*** Opening of Dataset ***

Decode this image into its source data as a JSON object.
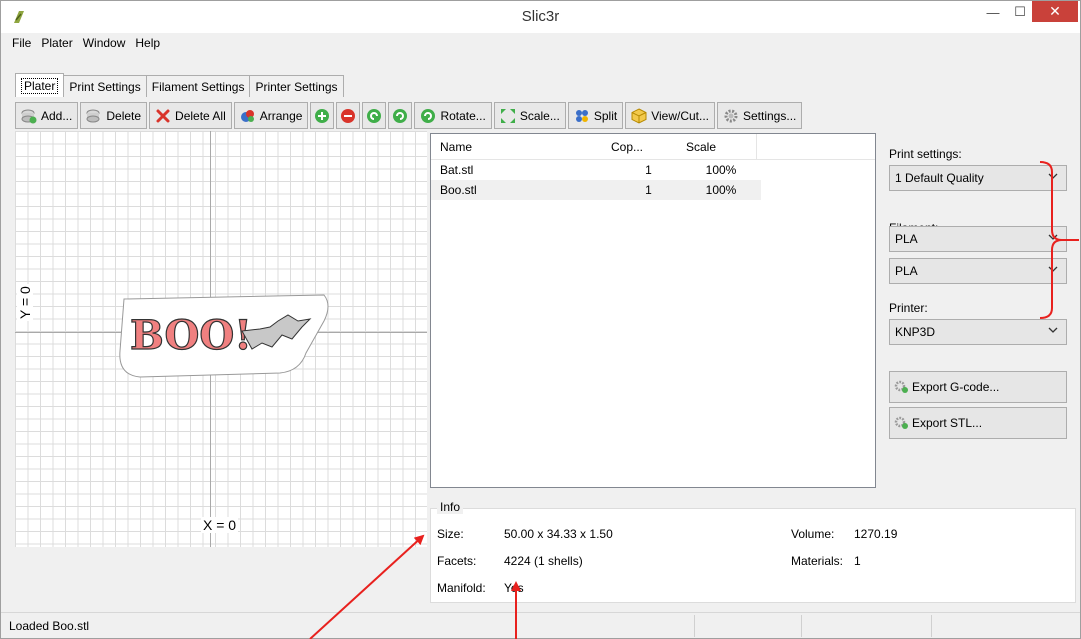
{
  "window": {
    "title": "Slic3r",
    "minimize_glyph": "—",
    "maximize_glyph": "☐",
    "close_glyph": "✕"
  },
  "menu": [
    "File",
    "Plater",
    "Window",
    "Help"
  ],
  "tabs": [
    "Plater",
    "Print Settings",
    "Filament Settings",
    "Printer Settings"
  ],
  "toolbar": {
    "add": "Add...",
    "delete": "Delete",
    "delete_all": "Delete All",
    "arrange": "Arrange",
    "rotate": "Rotate...",
    "scale": "Scale...",
    "split": "Split",
    "view_cut": "View/Cut...",
    "settings": "Settings..."
  },
  "plater": {
    "x_label": "X = 0",
    "y_label": "Y = 0",
    "object_text": "BOO!"
  },
  "objects": {
    "columns": [
      "Name",
      "Cop...",
      "Scale"
    ],
    "rows": [
      {
        "name": "Bat.stl",
        "copies": "1",
        "scale": "100%"
      },
      {
        "name": "Boo.stl",
        "copies": "1",
        "scale": "100%"
      }
    ]
  },
  "settings_panel": {
    "print_label": "Print settings:",
    "print_value": "1 Default Quality",
    "filament_label": "Filament:",
    "filament_1": "PLA",
    "filament_2": "PLA",
    "printer_label": "Printer:",
    "printer_value": "KNP3D",
    "export_gcode": "Export G-code...",
    "export_stl": "Export STL..."
  },
  "info": {
    "legend": "Info",
    "size_label": "Size:",
    "size_value": "50.00 x 34.33 x 1.50",
    "facets_label": "Facets:",
    "facets_value": "4224 (1 shells)",
    "manifold_label": "Manifold:",
    "manifold_value": "Yes",
    "volume_label": "Volume:",
    "volume_value": "1270.19",
    "materials_label": "Materials:",
    "materials_value": "1"
  },
  "status": {
    "text": "Loaded Boo.stl"
  },
  "colors": {
    "close_button": "#c9413a",
    "annotation_red": "#e8211e",
    "boo_fill": "#f08080",
    "bat_fill": "#c8c8c8"
  }
}
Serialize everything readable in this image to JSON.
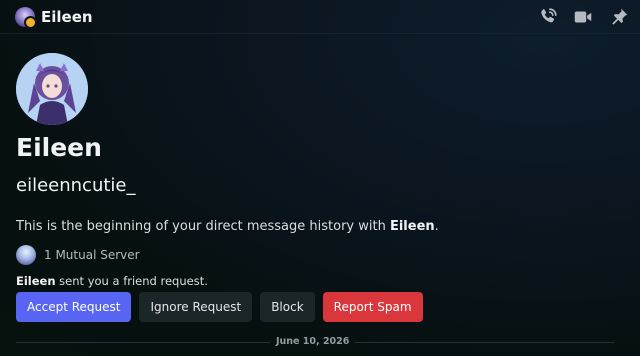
{
  "header": {
    "title": "Eileen",
    "avatar": "user-avatar",
    "status_color": "#f0b232",
    "icons": [
      "voice-call-icon",
      "video-call-icon",
      "pin-icon"
    ]
  },
  "profile": {
    "display_name": "Eileen",
    "username": "eileenncutie_",
    "beginning_prefix": "This is the beginning of your direct message history with ",
    "beginning_name": "Eileen",
    "beginning_suffix": ".",
    "mutual_servers": "1 Mutual Server"
  },
  "friend_request": {
    "name": "Eileen",
    "text": " sent you a friend request.",
    "accept_label": "Accept Request",
    "ignore_label": "Ignore Request",
    "block_label": "Block",
    "report_label": "Report Spam"
  },
  "divider": {
    "date": "June 10, 2026"
  },
  "colors": {
    "accent": "#5865f2",
    "danger": "#da373c",
    "secondary_button": "#1b2629"
  }
}
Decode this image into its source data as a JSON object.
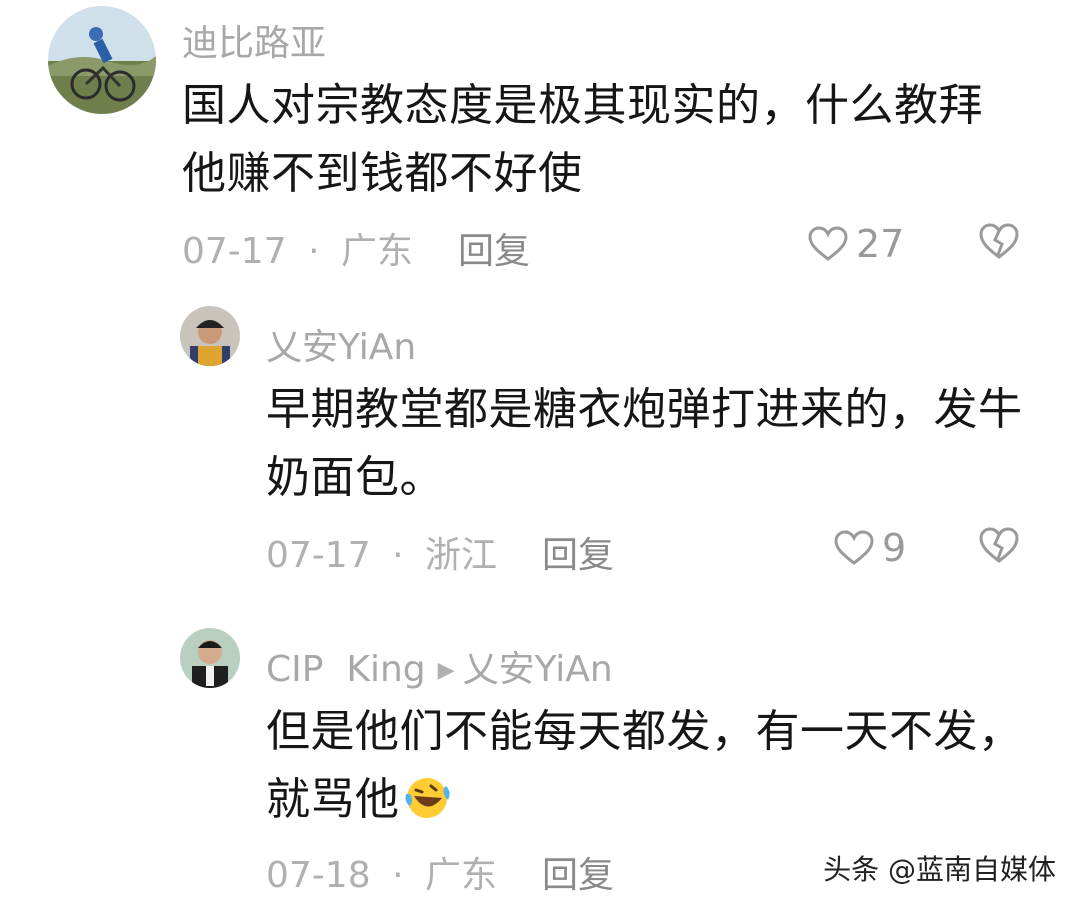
{
  "comments": [
    {
      "username": "迪比路亚",
      "text": "国人对宗教态度是极其现实的，什么教拜他赚不到钱都不好使",
      "line1": "国人对宗教态度是极其现实的，什么教拜",
      "line2": "他赚不到钱都不好使",
      "date": "07-17",
      "separator": "·",
      "location": "广东",
      "reply_label": "回复",
      "likes": "27"
    },
    {
      "username": "乂安YiAn",
      "line1": "早期教堂都是糖衣炮弹打进来的，发牛",
      "line2": "奶面包。",
      "date": "07-17",
      "separator": "·",
      "location": "浙江",
      "reply_label": "回复",
      "likes": "9"
    },
    {
      "username": "CIP  King",
      "reply_to": "乂安YiAn",
      "line1": "但是他们不能每天都发，有一天不发，",
      "line2": "就骂他",
      "emoji": "laugh-cry-emoji",
      "date": "07-18",
      "separator": "·",
      "location": "广东",
      "reply_label": "回复"
    }
  ],
  "watermark": "头条 @蓝南自媒体",
  "colors": {
    "text": "#161616",
    "muted": "#a8a8a8",
    "icon": "#9a9a9a"
  }
}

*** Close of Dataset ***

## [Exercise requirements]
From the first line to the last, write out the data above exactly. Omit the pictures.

## [Written solution]
Decode this image into its source data as a JSON object.
{
  "window": {
    "title": "Slic3r",
    "minimize_glyph": "—",
    "maximize_glyph": "☐",
    "close_glyph": "✕"
  },
  "menu": [
    "File",
    "Plater",
    "Window",
    "Help"
  ],
  "tabs": [
    "Plater",
    "Print Settings",
    "Filament Settings",
    "Printer Settings"
  ],
  "toolbar": {
    "add": "Add...",
    "delete": "Delete",
    "delete_all": "Delete All",
    "arrange": "Arrange",
    "rotate": "Rotate...",
    "scale": "Scale...",
    "split": "Split",
    "view_cut": "View/Cut...",
    "settings": "Settings..."
  },
  "plater": {
    "x_label": "X = 0",
    "y_label": "Y = 0",
    "object_text": "BOO!"
  },
  "objects": {
    "columns": [
      "Name",
      "Cop...",
      "Scale"
    ],
    "rows": [
      {
        "name": "Bat.stl",
        "copies": "1",
        "scale": "100%"
      },
      {
        "name": "Boo.stl",
        "copies": "1",
        "scale": "100%"
      }
    ]
  },
  "settings_panel": {
    "print_label": "Print settings:",
    "print_value": "1 Default Quality",
    "filament_label": "Filament:",
    "filament_1": "PLA",
    "filament_2": "PLA",
    "printer_label": "Printer:",
    "printer_value": "KNP3D",
    "export_gcode": "Export G-code...",
    "export_stl": "Export STL..."
  },
  "info": {
    "legend": "Info",
    "size_label": "Size:",
    "size_value": "50.00 x 34.33 x 1.50",
    "facets_label": "Facets:",
    "facets_value": "4224 (1 shells)",
    "manifold_label": "Manifold:",
    "manifold_value": "Yes",
    "volume_label": "Volume:",
    "volume_value": "1270.19",
    "materials_label": "Materials:",
    "materials_value": "1"
  },
  "status": {
    "text": "Loaded Boo.stl"
  },
  "colors": {
    "close_button": "#c9413a",
    "annotation_red": "#e8211e",
    "boo_fill": "#f08080",
    "bat_fill": "#c8c8c8"
  }
}
Serialize everything readable in this image to JSON.
{
  "header": {
    "title": "Eileen",
    "avatar": "user-avatar",
    "status_color": "#f0b232",
    "icons": [
      "voice-call-icon",
      "video-call-icon",
      "pin-icon"
    ]
  },
  "profile": {
    "display_name": "Eileen",
    "username": "eileenncutie_",
    "beginning_prefix": "This is the beginning of your direct message history with ",
    "beginning_name": "Eileen",
    "beginning_suffix": ".",
    "mutual_servers": "1 Mutual Server"
  },
  "friend_request": {
    "name": "Eileen",
    "text": " sent you a friend request.",
    "accept_label": "Accept Request",
    "ignore_label": "Ignore Request",
    "block_label": "Block",
    "report_label": "Report Spam"
  },
  "divider": {
    "date": "June 10, 2026"
  },
  "colors": {
    "accent": "#5865f2",
    "danger": "#da373c",
    "secondary_button": "#1b2629"
  }
}
Decode this image into its source data as a JSON object.
{
  "comments": [
    {
      "username": "迪比路亚",
      "text": "国人对宗教态度是极其现实的，什么教拜他赚不到钱都不好使",
      "line1": "国人对宗教态度是极其现实的，什么教拜",
      "line2": "他赚不到钱都不好使",
      "date": "07-17",
      "separator": "·",
      "location": "广东",
      "reply_label": "回复",
      "likes": "27"
    },
    {
      "username": "乂安YiAn",
      "line1": "早期教堂都是糖衣炮弹打进来的，发牛",
      "line2": "奶面包。",
      "date": "07-17",
      "separator": "·",
      "location": "浙江",
      "reply_label": "回复",
      "likes": "9"
    },
    {
      "username": "CIP  King",
      "reply_to": "乂安YiAn",
      "line1": "但是他们不能每天都发，有一天不发，",
      "line2": "就骂他",
      "emoji": "laugh-cry-emoji",
      "date": "07-18",
      "separator": "·",
      "location": "广东",
      "reply_label": "回复"
    }
  ],
  "watermark": "头条 @蓝南自媒体",
  "colors": {
    "text": "#161616",
    "muted": "#a8a8a8",
    "icon": "#9a9a9a"
  }
}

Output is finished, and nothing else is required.